Agriculture and greenhouse effect

Agriculture is both one of the sectors most vulnerable to the impacts of climate change and a net contributor to anthropogenic emissions of greenhouse gases. With 15% of global emissions, agriculture rejects methane from livestock and land, nitrous oxide from fertilization with nitrogen and manure management and carbon dioxide from energy consumption.

The impact of agriculture

According to its impact on agricultural lands and practices, agriculture can also be used to capture CO2 from the atmosphere and thus mitigate climate change, but it can also contribute to global warming, for example by causing deforestation.

If emissions from agricultural sources are declining in most industrialized countries, the globalization of trade and population growth partly explain the sharp increase in agricultural emissions in developing countries.

Similarly, if methane (livestock, waste management and rice cultivation) is the main gas emitted in the South, it is nitrous oxide (use of fertilizers and manure management) which tops agricultural emissions in the North.

However, it is important to note that due to the complexity and variability of agricultural systems, uncertainties remain regarding the assessment of these emissions, necessitating a research effort in this area.

All agriculture production except the ones for organic cultivation use fertilizers and synthetic pesticides, which must be produced, and this requires fossil fuels, thus generates CO2 emissions (synthetic fertilizers are produced from natural gas). So when you eat carrots or apples, or when you drink coffee or orange juice, remember that this contributes to the global warning effect. Not just driving your car.

If we reason to the hectare, synthetic fertilizers are mainly upstream emissions, pesticides are much more marginal emissions for greenhouse gas emissions. Moreover, intermediate chemical reactions in the fertilizer production also generate some N2O.

Economics behind it

Of course the emissions associated with the manufacture of these products are not counted under agriculture, but under “industry”. Expenditure for the purchase of raw products such as vegetables or fresh fruit in bulk, or fresh meat, represent only about 20% of all of what we spend on food on average.

The rest of our spending is devoted to production of processed food like pasta, canned and frozen foods, ready meals, biscuits and sweets, drinks,… These industries consume energy directly, and therefore emit greenhouse gases as well that will be included in the products we buy, with about 15% of the energy industry in developed countries made by the food industry. Next these products are usually packed.

It turns out that the manufacture of packaging represents a significant fraction of base material that we produce such as aluminum and plastics. Basic materials production is responsible for 70% to 80% of emissions from the industry, with a part of the package that will be used at the supermarket.

Solutions exist to reduce emissions of greenhouse gases in agriculture: optimizing of the use of nitrogen fertilizers, better waste management to producing energy from waste, development of simplified cultivation techniques but also in some cases deployment of energy efficiency and use of renewable energy.

The future of agriculture

Today it is not possible to make a precise comparison between farming systems (organic, rational, conventional) from the standpoint of only gas emissions. This is partly due to many uncertainties, but also to the lack of accurate data on the full gas balance of different systems, both because of their their diversity and complexity.
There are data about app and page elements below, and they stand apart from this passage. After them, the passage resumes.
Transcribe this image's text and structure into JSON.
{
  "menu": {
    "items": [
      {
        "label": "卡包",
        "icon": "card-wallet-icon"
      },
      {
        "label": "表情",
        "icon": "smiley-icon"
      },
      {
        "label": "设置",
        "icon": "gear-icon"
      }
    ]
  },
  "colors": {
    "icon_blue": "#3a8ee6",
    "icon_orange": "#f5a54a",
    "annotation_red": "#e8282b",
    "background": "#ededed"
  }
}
However, it is clear that agriculture in the 21st century will have to answer a series of environmental, social and economic challenges involving a fundamental change in practice, notably to meet the need of mitigation of gas emissions and the preservation and ecosystem restoration.

The international community is committed to maintain global warming to below a 2 degrees Celcius increase. This implies a division by at least 2 of global emissions by 2050 and a reduction by a factor of 4-5 in the industrialized countries. In this sense Europe has committed to at least a 20% reduction of greenhouse gas emissions by 2020. These objectives defined at the international level require the mobilization of all sectors, including agriculture, which will have to undergo a profound change to meet the climate challenge.

The adaptation of agriculture and forestry systems to this new climate situation as well as the effects on diseases, pests and weeds require new skills in agronomic and forestry: development of new varieties, development of cultivation techniques adapted or forestry, etc. This adaptation also leads us to consider the geographic mobility of production areas.

Migration of cropping or forest species to enhance adaptation, new agroclimatic potential and forestry, biotech opportunities in connection with the economic determinants, and more generally the future direction of the duties of the agricultural and forestry production.